In celebration of the city of Binghamton’s central role in the development of avant-garde cinema in the 20th century, the Art Mission & Theater in Downtown Binghamton, in collaboration with Santino DeAngelo, ‘13, and Martin Murray, ‘14, of art collective FancyBoys Creative, hosted the Binghamton Babylon Film Festival.
The five-day festival commenced on Wednesday, Oct. 12, with a keynote address from Scott MacDonald, a cinematic historian and the author of the book “Binghamton Babylon: Voices from the Cinema Department 1967-1977.” This book inspired Santino DeAngelo, an master’s in fine arts candidate at Columbia University, to start the film festival.
“I was riding the subway one evening when I saw this man reading a book,” DeAngelo said. “And being from the area, I had no idea what it was about. So I asked the man, and once he told me all about it, I decided that we had to hold a film festival about it. We just had to.”
DeAngelo then contacted MacDonald, who agreed to come in to kick it off, and with the help of the staff of the Art Mission & Theater, they got to planning the festival.
Avant-garde cinema, also called experimental film, refers to films that don’t follow the traditional narrative cinematic technique. Rebecca Sheriff, the director of the Art Mission & Theater, explained that avant-garde was chosen as the genre for the festival because of the unique role that Binghamton has had in creating such films.
“I don’t think a lot of people are aware that the university at that time had a big influence on where avant-garde actually ended up going today,” Sheriff said.
Over the next three days, there were screenings of some of newest avant-garde films. Films from all over, as well as outside of the country were shown, including some from Los Angeles, Brazil and the city of Binghamton. The genres were diverse, varying from comedy, to science fiction and heart-warming takes on growing up.
Twenty-seven films were selected for the festival in all, each ranging in length from three to 15 minutes. Screenings took place in five hour-long blocks, with 10-minute breaks in between.
This was the first year of the Binghamton Babylon Film Festival, but Sheriff confirms that it will be held again next fall.
“Next year it’s going to be an even bigger festival,” Sheriff said. “We’re going to start accepting submissions in January, so there’ll be a lot more time to work on things for that.”
DeAngelo shared that he was pleased with the positive reactions he had been getting from festival-goers.
“There was a woman who came up to me right after the screenings ended the other day and we got talking about the films for a whole half-hour,” DeAngelo said. “She loved it.”

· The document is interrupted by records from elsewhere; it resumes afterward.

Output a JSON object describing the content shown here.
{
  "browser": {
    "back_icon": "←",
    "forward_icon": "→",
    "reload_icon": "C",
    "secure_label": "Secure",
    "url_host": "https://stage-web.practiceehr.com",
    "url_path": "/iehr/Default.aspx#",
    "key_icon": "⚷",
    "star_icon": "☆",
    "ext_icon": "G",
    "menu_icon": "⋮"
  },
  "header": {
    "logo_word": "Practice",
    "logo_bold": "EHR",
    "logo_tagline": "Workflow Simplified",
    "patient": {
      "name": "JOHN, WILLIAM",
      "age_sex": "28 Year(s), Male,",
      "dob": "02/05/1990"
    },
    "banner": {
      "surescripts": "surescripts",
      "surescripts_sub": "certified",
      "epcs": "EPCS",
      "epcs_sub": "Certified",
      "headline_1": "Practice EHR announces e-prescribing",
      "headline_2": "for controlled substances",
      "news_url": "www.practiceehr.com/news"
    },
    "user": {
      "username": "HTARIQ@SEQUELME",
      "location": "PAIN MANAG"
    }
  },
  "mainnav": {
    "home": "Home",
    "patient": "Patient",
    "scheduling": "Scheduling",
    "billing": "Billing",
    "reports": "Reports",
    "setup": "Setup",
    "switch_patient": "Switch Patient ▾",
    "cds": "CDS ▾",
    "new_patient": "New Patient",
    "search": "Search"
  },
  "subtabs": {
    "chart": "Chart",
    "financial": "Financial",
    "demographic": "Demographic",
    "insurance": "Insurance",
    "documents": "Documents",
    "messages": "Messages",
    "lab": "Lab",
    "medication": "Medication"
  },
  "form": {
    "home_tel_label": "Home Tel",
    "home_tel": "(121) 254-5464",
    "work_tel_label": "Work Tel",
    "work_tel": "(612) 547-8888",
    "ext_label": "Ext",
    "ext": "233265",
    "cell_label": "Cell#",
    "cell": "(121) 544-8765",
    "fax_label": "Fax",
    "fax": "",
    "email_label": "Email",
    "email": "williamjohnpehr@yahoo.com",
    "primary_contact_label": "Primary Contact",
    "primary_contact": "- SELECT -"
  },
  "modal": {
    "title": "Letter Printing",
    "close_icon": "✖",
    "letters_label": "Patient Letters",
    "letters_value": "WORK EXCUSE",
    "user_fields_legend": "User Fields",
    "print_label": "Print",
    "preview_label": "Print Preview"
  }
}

The film festival exposes viewers to films different than the ones that they are used to, and this helps them not only watch something different but also expand their horizons.
“My hopes for this weekend are just to get people acquainted with this festival, get people acquainted with the Art Mission Theatre and come in and learn a little bit more about filmmaking and understand movies kind of a little bit differently than you would if you were just going to a Regal …” Sheriff said.
The festival concluded on Sunday with the Rod Serling Film Festival.